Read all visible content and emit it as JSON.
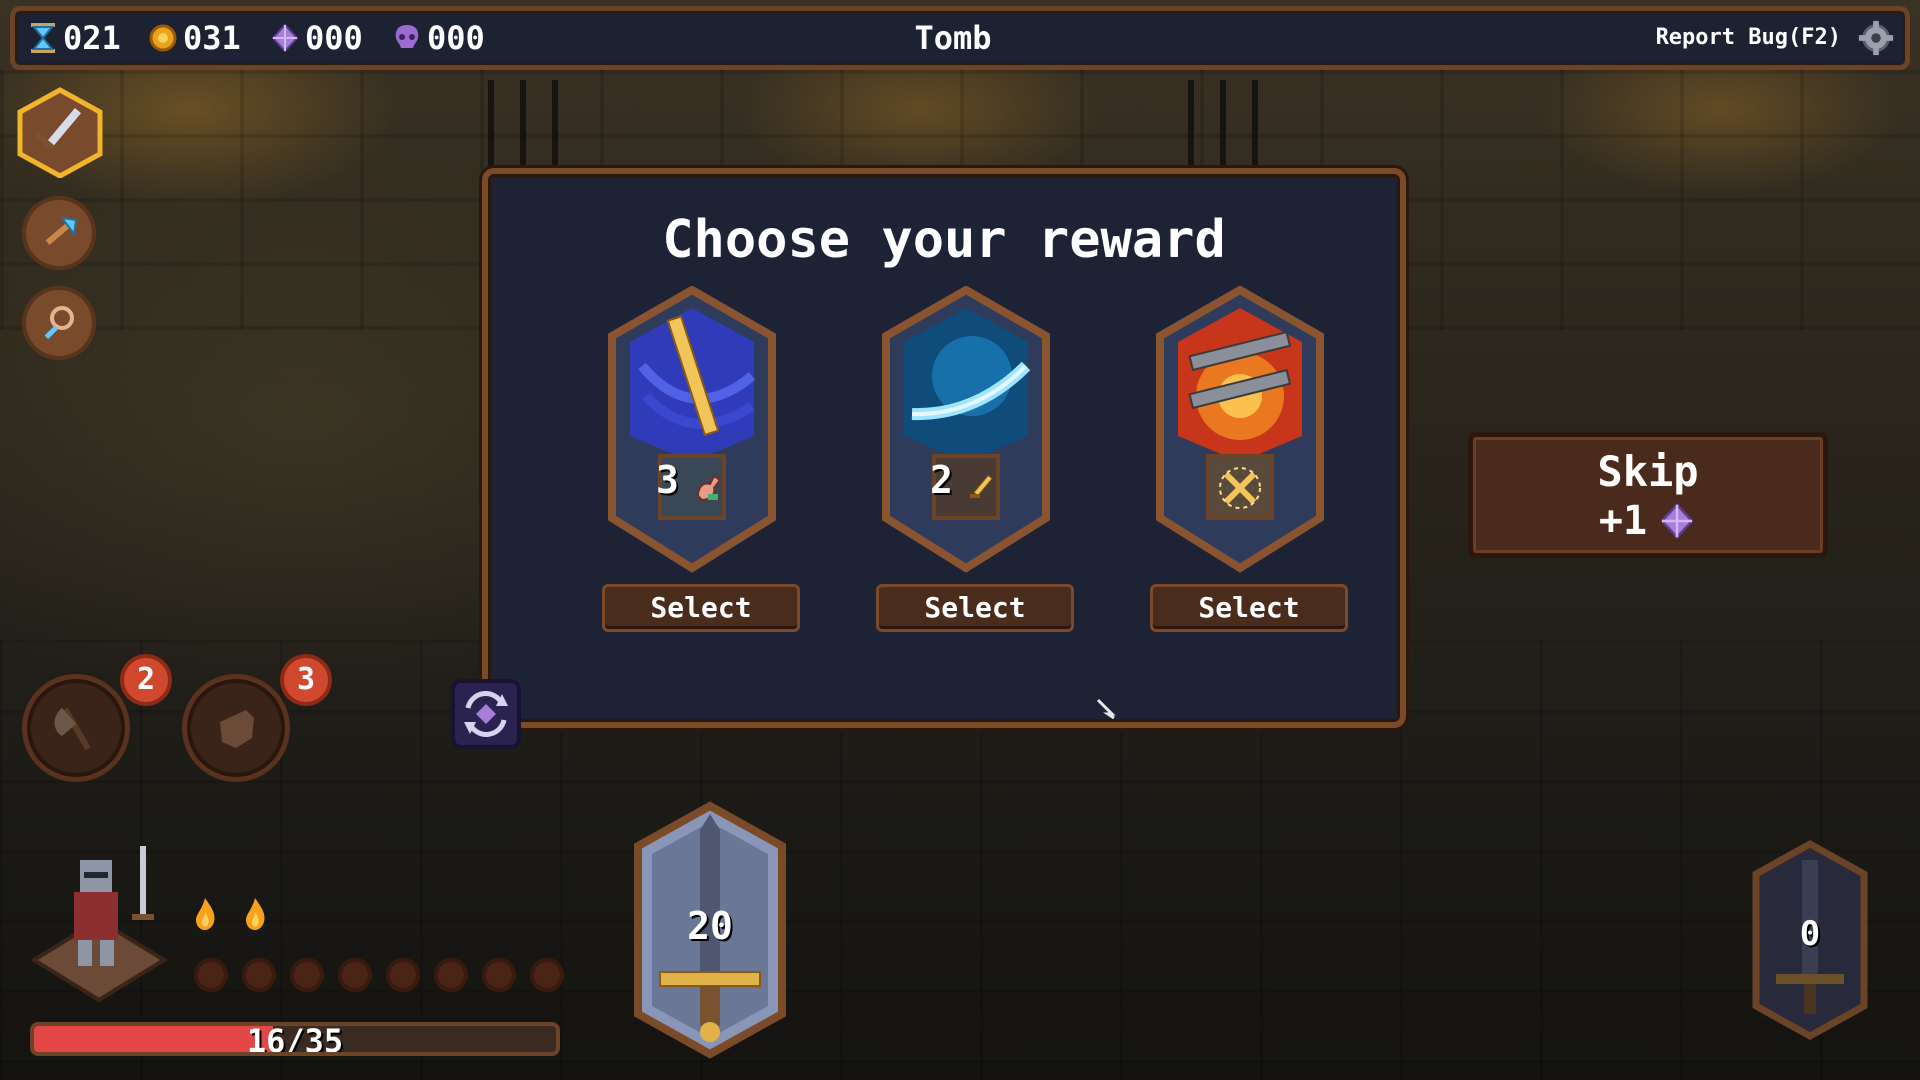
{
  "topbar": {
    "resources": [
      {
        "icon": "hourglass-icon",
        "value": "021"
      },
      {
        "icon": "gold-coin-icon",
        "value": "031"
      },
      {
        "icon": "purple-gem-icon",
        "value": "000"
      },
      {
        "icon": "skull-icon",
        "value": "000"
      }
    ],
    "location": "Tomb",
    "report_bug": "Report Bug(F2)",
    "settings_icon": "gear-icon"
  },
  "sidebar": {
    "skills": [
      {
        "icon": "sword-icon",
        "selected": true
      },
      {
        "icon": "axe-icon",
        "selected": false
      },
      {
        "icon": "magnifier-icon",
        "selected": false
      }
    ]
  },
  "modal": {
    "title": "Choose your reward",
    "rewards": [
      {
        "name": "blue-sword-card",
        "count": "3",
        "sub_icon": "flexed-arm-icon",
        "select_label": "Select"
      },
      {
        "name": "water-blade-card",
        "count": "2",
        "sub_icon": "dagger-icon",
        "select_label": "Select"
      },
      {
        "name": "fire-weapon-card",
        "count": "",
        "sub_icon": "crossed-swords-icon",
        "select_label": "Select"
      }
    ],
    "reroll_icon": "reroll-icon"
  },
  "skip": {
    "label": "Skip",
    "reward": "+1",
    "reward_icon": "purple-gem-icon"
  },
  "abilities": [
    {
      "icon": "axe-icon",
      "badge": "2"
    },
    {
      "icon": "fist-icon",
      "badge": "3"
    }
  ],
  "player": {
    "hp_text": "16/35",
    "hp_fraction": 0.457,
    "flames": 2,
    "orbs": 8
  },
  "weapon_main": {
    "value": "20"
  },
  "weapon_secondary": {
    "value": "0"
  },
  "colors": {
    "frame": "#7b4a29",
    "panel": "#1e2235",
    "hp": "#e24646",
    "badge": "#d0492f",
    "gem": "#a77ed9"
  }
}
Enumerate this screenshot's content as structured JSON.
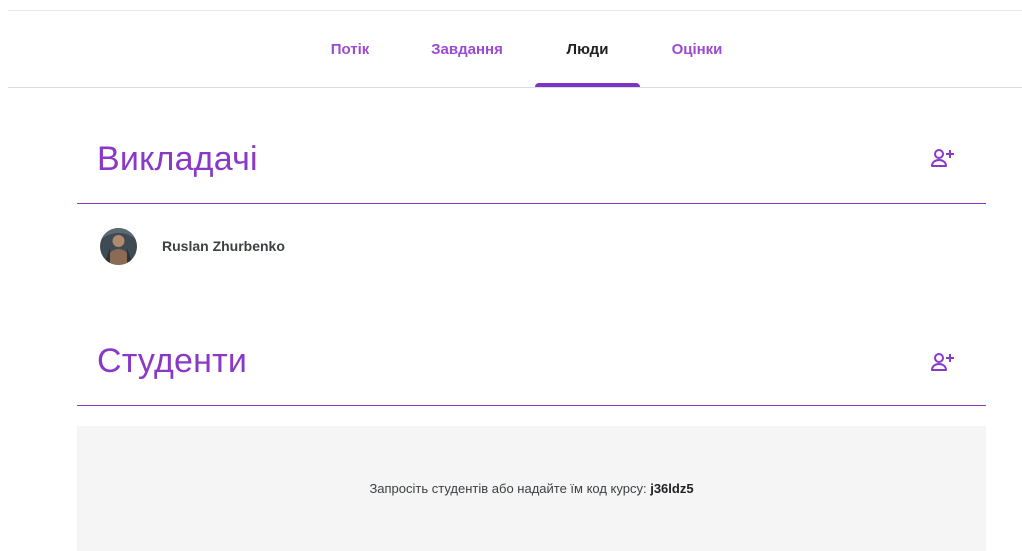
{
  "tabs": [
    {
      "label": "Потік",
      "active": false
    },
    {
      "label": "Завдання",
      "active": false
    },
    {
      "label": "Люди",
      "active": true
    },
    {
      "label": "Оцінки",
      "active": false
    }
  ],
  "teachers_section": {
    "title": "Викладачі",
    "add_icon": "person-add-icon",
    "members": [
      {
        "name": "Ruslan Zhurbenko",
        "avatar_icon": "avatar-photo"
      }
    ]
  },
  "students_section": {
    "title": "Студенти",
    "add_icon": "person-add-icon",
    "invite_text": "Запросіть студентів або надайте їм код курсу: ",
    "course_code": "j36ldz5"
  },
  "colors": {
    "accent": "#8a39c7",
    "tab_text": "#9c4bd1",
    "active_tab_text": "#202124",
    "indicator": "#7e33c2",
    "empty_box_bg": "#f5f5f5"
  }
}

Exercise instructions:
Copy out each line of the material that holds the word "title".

Solved exercise:
    "title": "Choose your reward",
    "title": "Викладачі",
    "title": "Студенти",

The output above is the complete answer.